Above: IWO JIMA, February 23, 1945: Marines from 2nd Battalion, 28th Marine Regiment, raise the flag atop Mount Suribachi, in a photograph that became a lasting symbol of the war in the Pacific. The marines from Easy Company, 2/28, raised a small flag when they took Suribachi earlier that day, but the battalion commander ordered a larger flag erected. When AP photographer Joe Rosenthal photographed the second flag-raising, at least two MIS Nisei were among the other U.S. troops near the summit. More than 50 MIS Nisei served with the marines on Iwo Jima. Many deployed from the Joint Intelligence Center, Pacific Ocean Area (JICPOA) in Hawaii. Until late in the war, MIS Nisei assigned to JICPOA worked at an annex in a former furniture store on Kapiolani Boulevard. The Navy and Marine Corps needed their services, but didn’t want Japanese Americans in Pearl Harbor. (National Archives photo)
As 1945 dawned, the Allies were on offense everywhere against Imperial Japan. MacArthur’s forces were mopping up in the Philippines. Long-range U.S. bombers were pounding Japan from bases in the Marianas.
In February 1945, U.S. marines landed on Iwo Jima, a small volcanic island that would provide a haven for damaged B-29s and a base for their fighter escorts. MIS teams were with each of the three marine divisions. In the war’s bloodiest fighting to that point, the United States suffered 26,000 casualties, including 6,800 killed; the 20,000 Japanese defenders were wiped out, with the exception of 1,000 who were captured or surrendered, many thanks to the MIS Nisei.
Okinawa came next. The battle there began on April 1, 1945, with what some authorities say was the largest amphibious landing of the war. Months of vicious fighting killed almost a quarter million people, including 12,500 Americans and more than 100,000 Okinawan civilians. Hundreds of MIS language specialists were deployed for this climactic battle. So great was the demand that 200 Nisei were pulled out of basic training in Hawaii and sent directly into the battle.
Meanwhile, in Minnesota, the MIS Language School had outgrown Camp Savage and moved to Fort Snelling.
Many other Nisei linguists continued to serve in Guam, the Philippines, China, Burma and dozens of Pacific outposts, everywhere they were needed against a stubborn enemy.
Still others were preparing for Operation Olympic, a massive invasion of Kyushu scheduled for November. And planning had begun for Operation Coronet, the invasion of the Kanto Plain the following spring.

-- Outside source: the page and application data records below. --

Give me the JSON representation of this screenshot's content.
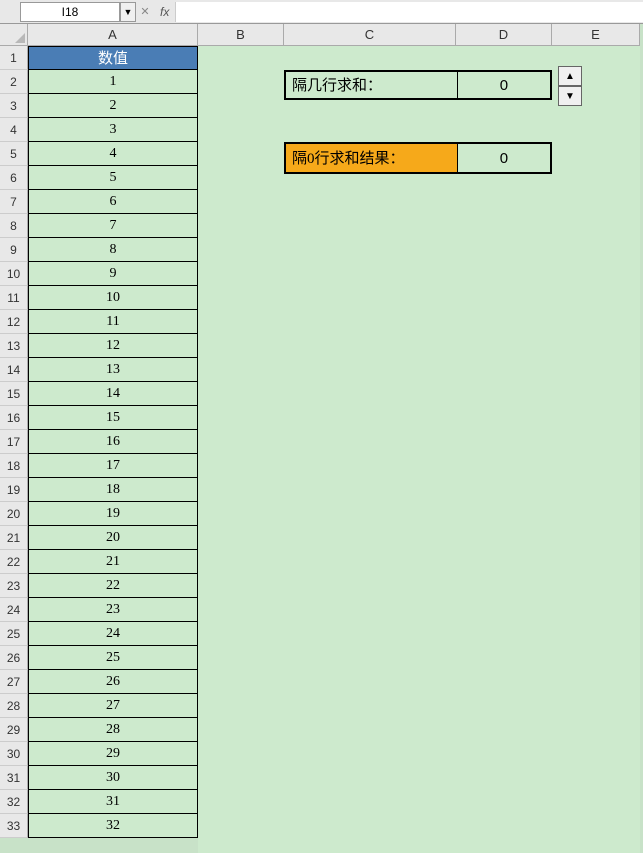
{
  "formula_bar": {
    "cell_ref": "I18",
    "fx_label": "fx",
    "formula_value": ""
  },
  "columns": [
    "A",
    "B",
    "C",
    "D",
    "E"
  ],
  "rows": [
    "1",
    "2",
    "3",
    "4",
    "5",
    "6",
    "7",
    "8",
    "9",
    "10",
    "11",
    "12",
    "13",
    "14",
    "15",
    "16",
    "17",
    "18",
    "19",
    "20",
    "21",
    "22",
    "23",
    "24",
    "25",
    "26",
    "27",
    "28",
    "29",
    "30",
    "31",
    "32",
    "33"
  ],
  "columnA": {
    "header": "数值",
    "values": [
      "1",
      "2",
      "3",
      "4",
      "5",
      "6",
      "7",
      "8",
      "9",
      "10",
      "11",
      "12",
      "13",
      "14",
      "15",
      "16",
      "17",
      "18",
      "19",
      "20",
      "21",
      "22",
      "23",
      "24",
      "25",
      "26",
      "27",
      "28",
      "29",
      "30",
      "31",
      "32"
    ]
  },
  "box1": {
    "label": "隔几行求和：",
    "value": "0"
  },
  "box2": {
    "label": "隔0行求和结果：",
    "value": "0"
  },
  "spinner_icons": {
    "up": "▲",
    "down": "▼"
  }
}
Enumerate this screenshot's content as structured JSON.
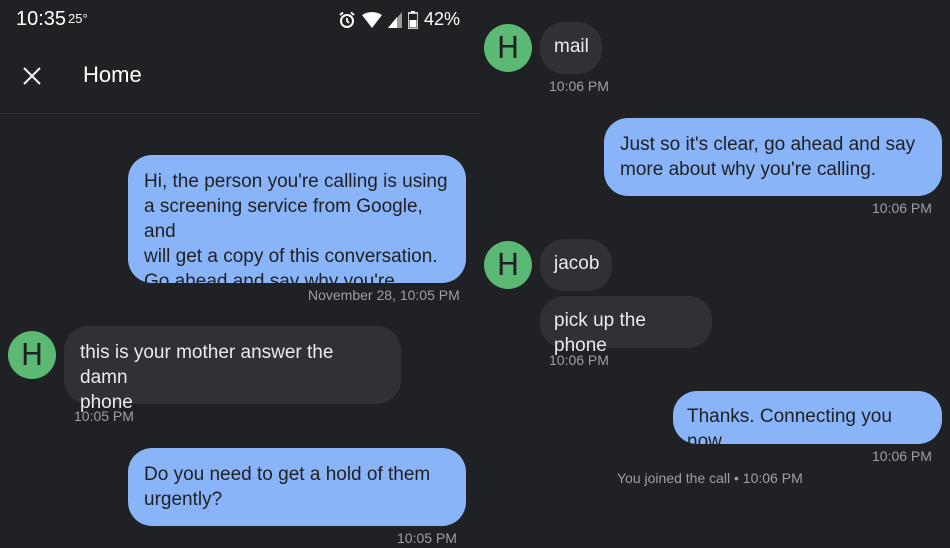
{
  "status_bar": {
    "time": "10:35",
    "temperature": "25°",
    "battery": "42%",
    "icons": [
      "alarm-icon",
      "wifi-icon",
      "signal-icon",
      "battery-icon"
    ]
  },
  "app_bar": {
    "title": "Home",
    "close_icon": "close-icon"
  },
  "left_conversation": {
    "messages": [
      {
        "sender": "assistant",
        "text": "Hi, the person you're calling is using\na screening service from Google, and\nwill get a copy of this conversation.\nGo ahead and say why you're calling.",
        "time": "November 28, 10:05 PM"
      },
      {
        "sender": "caller",
        "avatar": "H",
        "text": "this is your mother answer the damn\nphone",
        "time": "10:05 PM"
      },
      {
        "sender": "assistant",
        "text": "Do you need to get a hold of them\nurgently?",
        "time": "10:05 PM"
      }
    ]
  },
  "right_conversation": {
    "messages": [
      {
        "sender": "caller",
        "avatar": "H",
        "text": "mail",
        "time": "10:06 PM"
      },
      {
        "sender": "assistant",
        "text": "Just so it's clear, go ahead and say\nmore about why you're calling.",
        "time": "10:06 PM"
      },
      {
        "sender": "caller",
        "avatar": "H",
        "text": "jacob"
      },
      {
        "sender": "caller",
        "text": "pick up the phone",
        "time": "10:06 PM"
      },
      {
        "sender": "assistant",
        "text": "Thanks. Connecting you now.",
        "time": "10:06 PM"
      }
    ],
    "system_note": "You joined the call • 10:06 PM"
  },
  "colors": {
    "background": "#202124",
    "outgoing_bubble": "#8ab4f8",
    "incoming_bubble": "#303134",
    "avatar": "#5bb974",
    "timestamp": "#9aa0a6"
  }
}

On August 13, 1945, a team of 10 MIS Nisei bound for the pre-Olympic invasion staging with the 11th Airborne Division died in a plane crash on Okinawa. The airfield had been obscured by smoke laid down to foil a Japanese air raid. Japan’s surrender was announced two days later.
Looking Like The Enemy
On Okinawa, an MIS Nisei from Hawaii was separated from his unit and wound up in a bomb crater between U.S. and Japanese positions: “Every time I stuck my head up, both sides would shoot at me. I had a Japanese face and an American uniform.”
Next: Intelligence Coups